Featured on our cover this month is a beautiful photograph by Olya Tutova of Marlene Holohan and her Appaloosa mare, Moonshine Jinxy Minx. A mare who is better known as ‘The Dragon’ for her larger-than-life personality and for having “an opinion about everything”, according to her owner.
It has been nearly ten years since Kari Fulmek and Carolyn Charles first set up their equine assisted learning business, Equine Connection. “It was three years at least of crying and overspending, and really bashing our heads against brick walls,” Carolyn says. “But, you don’t really bash your head against walls unless you know: this is a goer,” interjects Jane. Both women are speaking to me from Willowwood Stables, the home of Jane Hemingway-Mohr and the base of her equestrian business in the northern suburbs of Sydney.
Honestly, I didn’t mean to. I had no intention of buying a young horse. Having come to horse ownership in middle age, I was happy with my 18 year old mare, Floss. But, when my riding buddy Helen asked me to go with her on a six hour return journey to look at a yearling she was vaguely thinking of buying, I didn’t hesitate. Helen and I had spent many hours out riding our mares, both in their late teens (unlike us) and both with some issues (possibly like us), talking about what sort of horse would appeal to us when our mares really were too old.

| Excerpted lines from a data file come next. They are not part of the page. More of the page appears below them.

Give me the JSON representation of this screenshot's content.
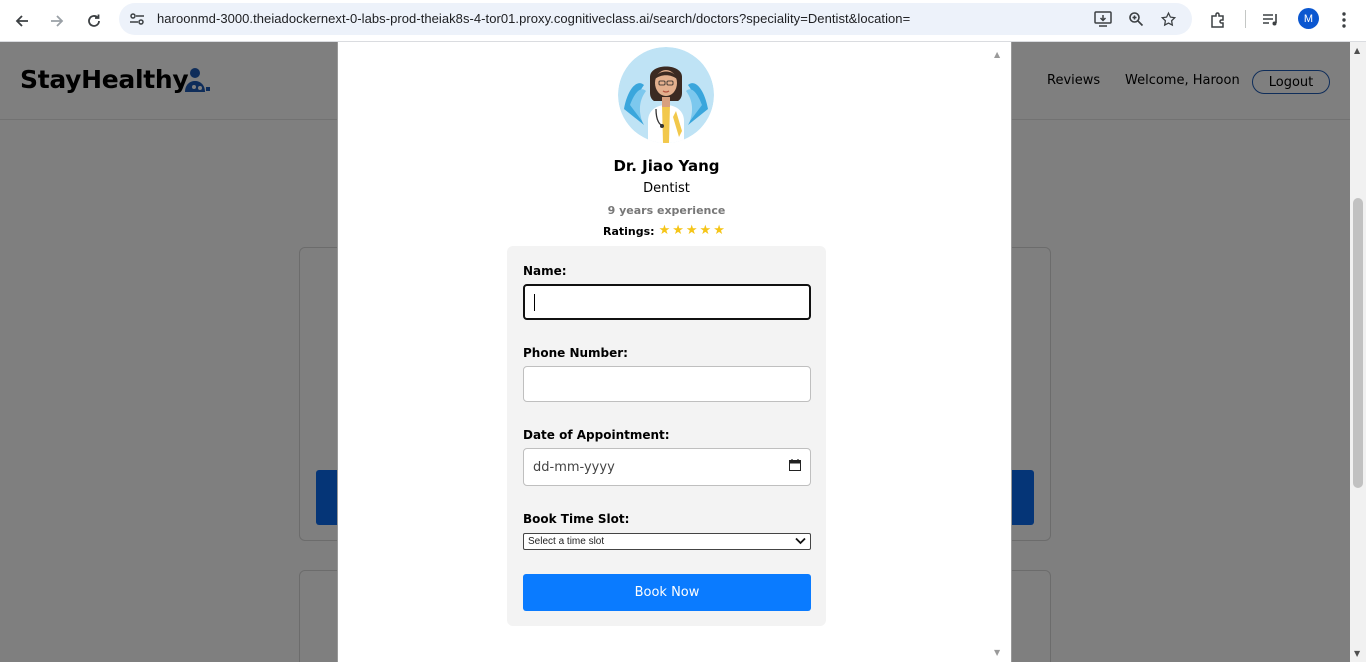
{
  "browser": {
    "url": "haroonmd-3000.theiadockernext-0-labs-prod-theiak8s-4-tor01.proxy.cognitiveclass.ai/search/doctors?speciality=Dentist&location=",
    "profile_initial": "M"
  },
  "site": {
    "logo_text": "StayHealthy",
    "nav": {
      "reviews": "Reviews",
      "welcome": "Welcome, Haroon",
      "logout": "Logout"
    }
  },
  "doctor": {
    "name": "Dr. Jiao Yang",
    "speciality": "Dentist",
    "experience": "9 years experience",
    "ratings_label": "Ratings:",
    "rating_stars": 5
  },
  "form": {
    "name_label": "Name:",
    "name_value": "",
    "phone_label": "Phone Number:",
    "phone_value": "",
    "date_label": "Date of Appointment:",
    "date_placeholder": "dd-mm-yyyy",
    "slot_label": "Book Time Slot:",
    "slot_selected": "Select a time slot",
    "submit_label": "Book Now"
  },
  "colors": {
    "primary": "#0a7bff",
    "star": "#f5c518",
    "logo_icon": "#1e5bb5"
  }
}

Dante has grown up around dogs – he’s always lived on properties with dogs and has never had any issues with them. My Labrador stands under his feet licking the trimmings off the ground as I rasp his feet. But, a little while back, as we were going down a road - me on my old girl, Floss, and Dante ponying along beside us - three dogs ran down a driveway and barked ferociously at us. They were behind a gate and no real danger, but Dante jumped out of his skin.
I recently took an opportunity to participate in a liberty training session with my young horse, Dante. We’ve done a bit of liberty work and some things we’re doing well together; he walks with me, stops and starts when I do, turns, yields and follows. But, this training session took things to a new level.
As I loaded my mare, Floss, and my young boy, Dante, into the float, I realised they had never travelled together before. Generally, I’ve chosen to float Dante with our little Welsh pony Timmy, who is a floating star. Floss has never been great in the float, although she has slowly improved over recent years, with a lot of work. Even so, I’ve always thought it better for Dante to travel in company with a better float coach, so have generally worked it so he goes with someone other than Floss.
Young Dante was in the back paddock, alert and focused. He knew something was going on in the front paddock, something that involved his big brother, but there’s no line of sight from the back to the font; the house, sheds and trees block it. Dante ran along the fence, stopped, looked, head high, ears pricked. The other horses weren’t bothered. Dante gave up worrying and went back to standing nearer the rest of the herd, but maintained some attention towards the noises - and no doubt smells - coming from the front.
Dante has a bit of a habit of wanting to jump into my arms when he gets a fright. This would be okay if he was a cat or a tiny dog, but he’s an increasingly large young horse, just tipping 15hh now. While I’ve spent a lot of time ensuring he likes being with me and wants to follow me, he needs to know that being with me doesn’t mean being on top of me.
They say some horses will test you, some will teach you and some will bring out the best in you. Ol’ Jay is of the last type... That once-in-a-lifetime, worth-her-weight-in-gold horse every little girl dreams of. A 29-year-old veteran, Rey Jays Trouble Q.22585 (a.k.a. Ol’ Jay) now finds herself in the good care of the Kimber family; saddler and professional rodeo rider dad Lenny, stud master, club secretary and mum Tarni, and their three horse-mad children, Maddison, Keene-Riley and Ebony who seem determined to continue the long family tradition.
There was an incident in the paddock. Like many incidents involving horses, it happened quickly. Fortunately, this one had a happy ending. It started innocently enough – don’t they all? I went into the paddock with a couple of feed buckets. Generally, the small herd of six where my three horses live is very polite around feed time. I walked past Cruiser, who had already been given his bucket near the fence, with two buckets – one for my old girl Floss and another for my young boy Dante.